Reconsidering the Rules of Space

The multiplication of actors and objects in space in the near future will result in a sizable security risk that cannot be handled by the current collective agreements, and will not be avoided by purely military solutions. As such, a number of issues present a collective security challenge that may make the existing situation worse, both technically and legally, and may, in the very short term, put at risk any space asset, civilian or military. Thus, even from a purely defensive perspective, confidence-building measures (or “best practices”), far from being illusory, can prove more effective in the short and mid-term than an enhanced national military posture would be. As a consequence, the new collective rules, although initially based on voluntary political acceptance by all nations, will have to be conceived in such a way that potentially hostile or aggressive behaviors in space are rendered more difficult, more easily identifiable, and collectively reproved and sanctioned.
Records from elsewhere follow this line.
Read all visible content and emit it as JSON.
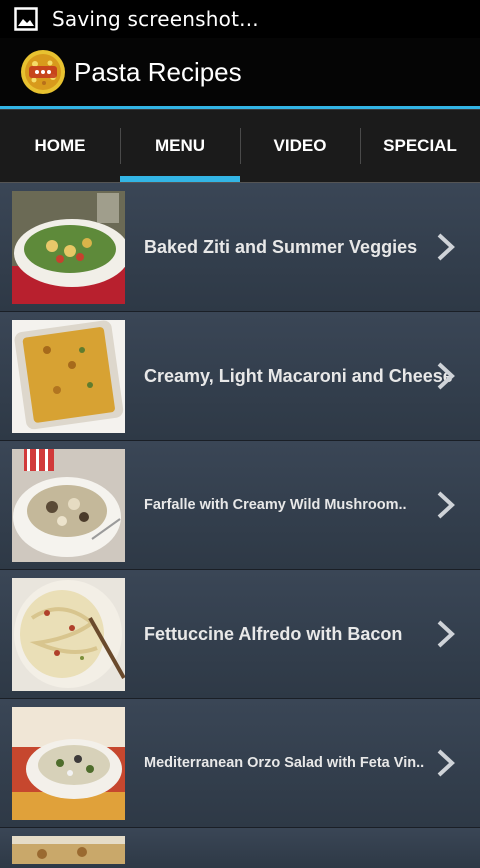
{
  "status_bar": {
    "notification_text": "Saving screenshot..."
  },
  "action_bar": {
    "title": "Pasta Recipes"
  },
  "tabs": [
    {
      "label": "HOME",
      "active": false
    },
    {
      "label": "MENU",
      "active": true
    },
    {
      "label": "VIDEO",
      "active": false
    },
    {
      "label": "SPECIAL",
      "active": false
    }
  ],
  "recipes": [
    {
      "title": "Baked Ziti and Summer Veggies"
    },
    {
      "title": "Creamy, Light Macaroni and Cheese"
    },
    {
      "title": "Farfalle with Creamy Wild Mushroom.."
    },
    {
      "title": "Fettuccine Alfredo with Bacon"
    },
    {
      "title": "Mediterranean Orzo Salad with Feta Vin.."
    }
  ],
  "colors": {
    "accent": "#33b5e5",
    "row_bg": "#3a4656"
  }
}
Combining concrete technical and behavioral regulation with longer-term transparency and political agreements may open new possibilities for space regulation.
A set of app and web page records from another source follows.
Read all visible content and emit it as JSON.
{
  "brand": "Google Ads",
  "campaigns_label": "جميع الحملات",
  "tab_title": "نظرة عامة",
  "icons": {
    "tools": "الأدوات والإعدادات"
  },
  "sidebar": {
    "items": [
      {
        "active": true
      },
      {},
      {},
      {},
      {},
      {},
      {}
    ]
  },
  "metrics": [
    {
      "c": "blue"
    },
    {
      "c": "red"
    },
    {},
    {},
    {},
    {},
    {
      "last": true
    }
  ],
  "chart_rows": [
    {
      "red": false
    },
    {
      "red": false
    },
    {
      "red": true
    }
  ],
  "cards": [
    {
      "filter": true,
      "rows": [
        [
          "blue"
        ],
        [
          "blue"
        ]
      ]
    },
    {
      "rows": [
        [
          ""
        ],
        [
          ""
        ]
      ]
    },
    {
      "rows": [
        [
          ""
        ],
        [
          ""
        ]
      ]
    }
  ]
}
Europe may be ready to play a more active role in supporting this evolution because of its experience as a regional collective political and institutional construction with regular and sometimes difficult discussions on the balance between national and collective interests. Moreover, Europe’s approach to space security may demonstrate a common basis on which to stimulate and help shape international debate on the subject. This capability will mainly depend on the ability to act collectively in space, as in other foreign policy and defense arenas. As the current debates on the European Constitution show, considering Europe as a single political entity remains difficult. However, one hopes that the progress of this political construction will eventually make the “Old Continent” a dynamic and constructive party in a debate that will be crucial for building the peaceful and more secure international society of which we all dream.